FOUR Kenyan ministers, eight senior government officers and nine officials at state-owned companies complied with a directive from President Uhuru Kenyatta to take a leave of absence so a corruption probe can be completed.
Energy Secretary Davis Chirchir, Cabinet Secretary for Infrastructure and Transport Michael Kamau, Cabinet Secretary for Agriculture, Fisheries and Livestock Felix Koskei and Cabinet Secretary for Labour Kazungu Kambi agreed to step aside, Manoah Esipisu, a spokesman for the presidency, said in an e- mailed statement on Saturday. Acting secretaries to the 18- member cabinet have been appointed to take their place.
“This is just the beginning of an unwavering war against corruption,” Esipisu said. It is not the president’s “place to determine the guilt or otherwise” of officials named in the Ethics and Anti-Corruption Commission Report, he said.
More than 50 public officials may leave office to allow investigations to take place, the Law Society of Kenya said in an e-mailed statement. Kenyatta issued the directive after complaints from the Ethics and Anti-Corruption Commission, or EACC, that it’s “under siege” because of cases currently being investigated.
Officials adversely mentioned in the report, whether a “cabinet secretary, principal secretary, or chief executive of a state institution,” should “immediately step aside pending conclusion of the investigations of the allegations against them,” Kenyatta said during his state of the nation address Thursday.
Chirchir, who already met with anti-graft officials over allegations he was involved in fraudulent activities when he served as a commissioner on the nation’s electoral body, denies any wrongdoing.
“I fully support the president in ensuring these investigations happen quickly and cases are settled once and for all,” Chirchir said by phone Friday. “Investigations should be conducted properly so that we separate reason from perception.
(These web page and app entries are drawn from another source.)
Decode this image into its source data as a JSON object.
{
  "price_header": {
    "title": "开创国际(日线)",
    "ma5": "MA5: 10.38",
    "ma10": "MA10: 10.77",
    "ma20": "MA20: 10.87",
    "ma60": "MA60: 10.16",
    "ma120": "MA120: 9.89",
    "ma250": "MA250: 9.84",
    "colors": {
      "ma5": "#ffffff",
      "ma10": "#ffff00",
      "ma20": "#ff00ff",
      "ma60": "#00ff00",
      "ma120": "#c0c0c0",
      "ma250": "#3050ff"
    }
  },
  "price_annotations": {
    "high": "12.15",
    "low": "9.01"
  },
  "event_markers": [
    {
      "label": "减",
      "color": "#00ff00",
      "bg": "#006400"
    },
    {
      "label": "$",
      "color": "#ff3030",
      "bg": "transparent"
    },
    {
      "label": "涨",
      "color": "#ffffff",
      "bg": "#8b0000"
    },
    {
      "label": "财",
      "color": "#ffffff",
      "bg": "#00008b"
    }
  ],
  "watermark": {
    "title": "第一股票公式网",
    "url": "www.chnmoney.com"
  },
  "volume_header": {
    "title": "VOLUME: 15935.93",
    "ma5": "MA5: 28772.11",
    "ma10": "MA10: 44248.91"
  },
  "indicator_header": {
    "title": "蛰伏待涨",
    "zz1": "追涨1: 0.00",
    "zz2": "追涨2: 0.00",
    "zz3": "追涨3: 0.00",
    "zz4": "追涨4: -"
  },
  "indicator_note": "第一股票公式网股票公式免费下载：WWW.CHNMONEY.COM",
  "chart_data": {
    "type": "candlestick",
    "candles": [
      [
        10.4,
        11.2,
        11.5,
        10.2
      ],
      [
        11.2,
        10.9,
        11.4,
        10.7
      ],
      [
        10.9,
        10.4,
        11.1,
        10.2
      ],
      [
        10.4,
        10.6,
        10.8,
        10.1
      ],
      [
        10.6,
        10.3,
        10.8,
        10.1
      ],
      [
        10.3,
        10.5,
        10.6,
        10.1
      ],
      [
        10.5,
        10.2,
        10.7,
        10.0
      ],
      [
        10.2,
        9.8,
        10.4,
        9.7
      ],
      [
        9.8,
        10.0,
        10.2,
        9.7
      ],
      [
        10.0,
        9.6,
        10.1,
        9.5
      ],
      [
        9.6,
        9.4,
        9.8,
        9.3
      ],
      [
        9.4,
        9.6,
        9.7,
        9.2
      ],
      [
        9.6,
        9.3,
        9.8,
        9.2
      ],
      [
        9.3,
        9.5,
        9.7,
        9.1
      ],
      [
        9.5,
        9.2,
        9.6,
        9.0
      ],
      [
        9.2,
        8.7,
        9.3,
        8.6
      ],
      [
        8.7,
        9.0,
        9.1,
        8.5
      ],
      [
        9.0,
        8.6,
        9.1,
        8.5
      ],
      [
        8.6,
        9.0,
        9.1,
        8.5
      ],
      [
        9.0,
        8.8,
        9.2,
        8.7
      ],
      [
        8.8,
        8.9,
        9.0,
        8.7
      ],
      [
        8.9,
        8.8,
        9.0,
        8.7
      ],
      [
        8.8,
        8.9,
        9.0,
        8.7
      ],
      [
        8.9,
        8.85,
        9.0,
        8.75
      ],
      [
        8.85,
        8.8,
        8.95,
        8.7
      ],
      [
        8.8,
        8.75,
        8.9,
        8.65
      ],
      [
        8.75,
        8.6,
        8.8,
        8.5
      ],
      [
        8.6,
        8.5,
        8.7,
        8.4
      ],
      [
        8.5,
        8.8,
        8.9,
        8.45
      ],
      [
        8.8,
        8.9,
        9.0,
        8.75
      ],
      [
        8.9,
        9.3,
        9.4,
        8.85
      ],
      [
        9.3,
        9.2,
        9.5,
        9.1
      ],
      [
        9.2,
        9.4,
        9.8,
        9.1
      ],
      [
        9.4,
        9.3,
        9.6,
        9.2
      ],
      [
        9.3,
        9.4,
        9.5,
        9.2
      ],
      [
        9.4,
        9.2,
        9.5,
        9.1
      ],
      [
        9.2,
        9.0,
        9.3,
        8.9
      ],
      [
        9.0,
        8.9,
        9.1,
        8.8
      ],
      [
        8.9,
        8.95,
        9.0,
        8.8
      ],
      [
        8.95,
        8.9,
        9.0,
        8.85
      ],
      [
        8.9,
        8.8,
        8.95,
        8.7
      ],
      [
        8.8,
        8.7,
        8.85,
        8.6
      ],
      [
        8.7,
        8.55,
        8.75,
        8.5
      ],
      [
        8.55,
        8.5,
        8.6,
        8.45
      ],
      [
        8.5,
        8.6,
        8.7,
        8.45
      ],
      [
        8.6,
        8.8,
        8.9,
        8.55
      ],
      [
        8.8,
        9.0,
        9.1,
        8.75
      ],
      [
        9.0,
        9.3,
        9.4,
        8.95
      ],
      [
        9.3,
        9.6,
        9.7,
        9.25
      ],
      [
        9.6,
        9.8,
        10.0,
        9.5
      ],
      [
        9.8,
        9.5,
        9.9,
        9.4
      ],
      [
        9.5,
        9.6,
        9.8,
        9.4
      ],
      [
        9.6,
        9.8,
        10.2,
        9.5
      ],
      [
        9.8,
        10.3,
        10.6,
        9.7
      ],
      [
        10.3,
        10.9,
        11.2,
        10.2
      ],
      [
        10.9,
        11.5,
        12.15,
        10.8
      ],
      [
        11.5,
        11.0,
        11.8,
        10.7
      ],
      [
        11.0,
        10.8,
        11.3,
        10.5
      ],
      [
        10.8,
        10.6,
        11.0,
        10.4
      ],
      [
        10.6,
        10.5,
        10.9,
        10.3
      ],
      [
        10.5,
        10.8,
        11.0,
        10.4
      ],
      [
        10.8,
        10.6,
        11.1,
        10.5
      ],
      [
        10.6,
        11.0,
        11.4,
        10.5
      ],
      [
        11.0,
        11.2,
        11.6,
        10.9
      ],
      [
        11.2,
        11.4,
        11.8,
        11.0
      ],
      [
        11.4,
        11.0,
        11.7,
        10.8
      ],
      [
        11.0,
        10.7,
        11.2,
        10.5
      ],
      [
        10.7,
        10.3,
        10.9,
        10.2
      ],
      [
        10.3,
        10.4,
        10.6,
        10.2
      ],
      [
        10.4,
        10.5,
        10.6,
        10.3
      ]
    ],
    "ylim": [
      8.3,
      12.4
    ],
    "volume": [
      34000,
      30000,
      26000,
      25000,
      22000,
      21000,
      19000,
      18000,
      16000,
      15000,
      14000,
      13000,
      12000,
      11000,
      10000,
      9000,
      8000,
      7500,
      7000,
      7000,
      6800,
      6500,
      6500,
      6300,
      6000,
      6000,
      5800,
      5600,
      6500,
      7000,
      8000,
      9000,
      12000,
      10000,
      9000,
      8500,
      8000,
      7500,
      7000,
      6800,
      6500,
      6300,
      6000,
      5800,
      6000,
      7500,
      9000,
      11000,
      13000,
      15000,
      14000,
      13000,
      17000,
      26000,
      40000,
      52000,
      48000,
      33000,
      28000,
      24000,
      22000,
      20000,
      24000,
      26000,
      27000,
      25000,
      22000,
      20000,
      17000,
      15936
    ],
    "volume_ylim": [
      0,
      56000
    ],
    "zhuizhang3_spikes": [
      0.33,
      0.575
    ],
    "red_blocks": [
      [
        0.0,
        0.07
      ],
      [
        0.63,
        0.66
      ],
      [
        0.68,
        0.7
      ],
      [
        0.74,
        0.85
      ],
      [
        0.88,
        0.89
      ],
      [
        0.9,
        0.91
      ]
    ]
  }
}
I don’t like it when my family reads my name in the papers for months over these things.”
Kamau was out for a meeting when Bloomberg called for comment on Friday, according to a person who answered the telephone. A person who identified herself as Kambi’s personal assistant when Bloomberg called his office on Friday said the minister would return the call.
The EACC is also investigating county governors, principal secretaries and lawmakers for graft. The Council of Governors said Kenyatta’s directive for public officials to quit is a political statement and not linked to the fight against corruption, Nairobi-based Daily Nation reported on its Twitter Account.
The boards of state-owned companies have been ordered to urgently convene special meetings to appoint acting officers, the presidency said. The companies affected include the Agricultural Finance Corp., Geothermal Development Co., Nzoia Sugar Co., Kenya Airports Authority, Kenya Pipeline Co. and the National Social Security Fund, it said.
Kenya ranks 145 out of 177 nations on Berlin-based Transparency International’s Corruption Perception Index 2014 that measures perceived corruption around the world.
“This administration has identified corruption as a major cause of wastage, it’s one of the biggest issues facing the country,” Esipisu said by phone from Nairobi. “Ending wastage through corruption is the president’s priority.”